Travis earned his BS in wildlife and fisheries biology and management from the University of Wyoming in 2008. He spent several years contributing to research projects for both state management agencies and university research programs. Travis has experience working with wildlife taxa including small and large mammals, reptiles and amphibians, freshwater fish, threatened owl species, and harbor seals throughout several western states including Wyoming, New Mexico, Utah, California, and Alaska. He is currently working towards a MS degree in the Cooperative Fish and Wildlife Research Unit at the University of Wyoming. His research project is investigating the efficacy of remote camera technology to understand the migratory patterns of elk in the Greater Yellowstone Ecosystem and to monitor herd composition to assist with herd management objectives.
When not in the office, Travis enjoys most outdoor activities including mt. biking, hiking, backpacking, fishing, hunting, and snowboarding in the winter months. On days where outdoor conditions aren’t favorable, he can be found in his garage restoring classic motorcycles.
Zaffarano, T.J., M. J. Kauffman, 2015. “Monitoring Elk Migrations With Remote Photography.”Oral presentation to the USGS and Wyoming Game and Fish Department Cooperator Meeting; Annual Meeting. Cheyenne, WY.
Zaffarano, T.J., M. J. Kauffman, 2015. “Monitoring Elk Migrations With Remote Photography.”Oral presentation to the Jackson Hole Inter-agency Elk Studies Group; Annual Meeting. Moose, WY.
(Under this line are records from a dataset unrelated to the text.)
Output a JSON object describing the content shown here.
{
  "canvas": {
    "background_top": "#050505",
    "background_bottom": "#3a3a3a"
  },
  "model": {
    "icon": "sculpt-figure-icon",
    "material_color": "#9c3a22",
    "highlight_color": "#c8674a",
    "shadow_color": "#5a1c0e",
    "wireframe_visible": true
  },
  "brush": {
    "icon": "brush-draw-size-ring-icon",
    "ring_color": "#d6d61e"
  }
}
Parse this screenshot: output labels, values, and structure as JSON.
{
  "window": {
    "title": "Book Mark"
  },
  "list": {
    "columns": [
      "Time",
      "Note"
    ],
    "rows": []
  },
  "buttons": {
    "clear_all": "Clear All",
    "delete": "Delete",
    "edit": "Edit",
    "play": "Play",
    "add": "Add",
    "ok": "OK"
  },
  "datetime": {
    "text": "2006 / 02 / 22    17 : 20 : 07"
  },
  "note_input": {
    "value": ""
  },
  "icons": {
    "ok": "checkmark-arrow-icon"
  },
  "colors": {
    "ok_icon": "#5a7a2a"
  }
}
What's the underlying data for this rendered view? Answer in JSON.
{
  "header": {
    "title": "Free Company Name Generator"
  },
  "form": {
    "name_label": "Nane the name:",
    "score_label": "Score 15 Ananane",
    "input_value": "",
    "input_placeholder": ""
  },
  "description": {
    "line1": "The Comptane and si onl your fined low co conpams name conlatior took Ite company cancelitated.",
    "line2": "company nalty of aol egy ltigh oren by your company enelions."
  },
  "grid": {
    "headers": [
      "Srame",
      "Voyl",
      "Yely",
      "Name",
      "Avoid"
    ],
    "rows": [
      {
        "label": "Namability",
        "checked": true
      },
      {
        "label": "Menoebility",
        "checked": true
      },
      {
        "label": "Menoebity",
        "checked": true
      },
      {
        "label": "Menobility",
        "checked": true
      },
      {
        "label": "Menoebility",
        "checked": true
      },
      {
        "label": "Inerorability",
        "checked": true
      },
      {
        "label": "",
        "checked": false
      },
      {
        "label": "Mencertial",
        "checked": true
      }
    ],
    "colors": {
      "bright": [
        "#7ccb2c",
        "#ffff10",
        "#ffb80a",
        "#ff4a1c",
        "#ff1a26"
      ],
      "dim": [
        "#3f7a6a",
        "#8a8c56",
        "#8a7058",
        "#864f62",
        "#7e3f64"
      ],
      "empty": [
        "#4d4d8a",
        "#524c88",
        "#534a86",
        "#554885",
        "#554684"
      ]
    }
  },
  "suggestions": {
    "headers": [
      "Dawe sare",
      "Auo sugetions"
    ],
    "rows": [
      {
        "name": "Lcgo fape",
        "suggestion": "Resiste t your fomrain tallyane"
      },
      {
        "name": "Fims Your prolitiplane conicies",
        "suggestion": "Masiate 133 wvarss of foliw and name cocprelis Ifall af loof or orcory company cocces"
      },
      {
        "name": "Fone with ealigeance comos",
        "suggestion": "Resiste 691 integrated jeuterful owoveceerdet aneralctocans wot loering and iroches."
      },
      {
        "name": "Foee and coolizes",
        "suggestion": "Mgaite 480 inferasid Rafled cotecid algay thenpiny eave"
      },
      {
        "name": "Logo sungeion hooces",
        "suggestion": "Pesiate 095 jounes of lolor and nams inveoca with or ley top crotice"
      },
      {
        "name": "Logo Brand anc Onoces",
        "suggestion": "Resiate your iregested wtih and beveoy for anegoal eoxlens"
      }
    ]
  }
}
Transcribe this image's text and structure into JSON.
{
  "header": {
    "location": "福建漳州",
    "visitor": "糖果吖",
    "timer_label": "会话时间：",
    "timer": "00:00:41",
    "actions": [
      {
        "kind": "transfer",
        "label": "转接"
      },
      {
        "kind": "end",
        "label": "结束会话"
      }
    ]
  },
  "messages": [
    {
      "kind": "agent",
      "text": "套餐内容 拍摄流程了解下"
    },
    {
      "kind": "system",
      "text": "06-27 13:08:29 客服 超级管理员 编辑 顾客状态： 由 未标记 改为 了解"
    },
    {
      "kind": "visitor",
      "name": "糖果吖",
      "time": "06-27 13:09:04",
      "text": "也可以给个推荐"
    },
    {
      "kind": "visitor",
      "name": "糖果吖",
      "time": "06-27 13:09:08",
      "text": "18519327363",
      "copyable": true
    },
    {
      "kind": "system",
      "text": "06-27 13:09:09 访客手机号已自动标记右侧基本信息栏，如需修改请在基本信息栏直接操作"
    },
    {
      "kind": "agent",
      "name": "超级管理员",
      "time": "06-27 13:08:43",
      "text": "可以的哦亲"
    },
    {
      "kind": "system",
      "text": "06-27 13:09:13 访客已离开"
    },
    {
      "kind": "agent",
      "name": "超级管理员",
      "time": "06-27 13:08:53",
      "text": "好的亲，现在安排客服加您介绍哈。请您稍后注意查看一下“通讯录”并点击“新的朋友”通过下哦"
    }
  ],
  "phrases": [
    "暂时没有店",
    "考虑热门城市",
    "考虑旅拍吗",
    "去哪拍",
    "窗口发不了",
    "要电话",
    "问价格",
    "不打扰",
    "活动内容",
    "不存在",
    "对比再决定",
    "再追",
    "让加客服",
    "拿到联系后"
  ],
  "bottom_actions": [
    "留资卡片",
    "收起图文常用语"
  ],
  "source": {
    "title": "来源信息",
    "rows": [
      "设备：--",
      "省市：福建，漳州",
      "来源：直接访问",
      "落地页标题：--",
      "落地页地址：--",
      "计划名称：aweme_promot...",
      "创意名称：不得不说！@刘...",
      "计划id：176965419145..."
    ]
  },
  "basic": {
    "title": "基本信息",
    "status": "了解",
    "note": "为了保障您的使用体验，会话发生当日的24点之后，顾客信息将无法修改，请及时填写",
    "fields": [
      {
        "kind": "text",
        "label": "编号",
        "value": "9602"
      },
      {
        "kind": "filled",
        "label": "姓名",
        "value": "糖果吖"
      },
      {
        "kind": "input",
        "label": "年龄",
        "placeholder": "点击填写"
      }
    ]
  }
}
Scholarships & Fellowships
2004 – 2008 Daniels Fund Scholarship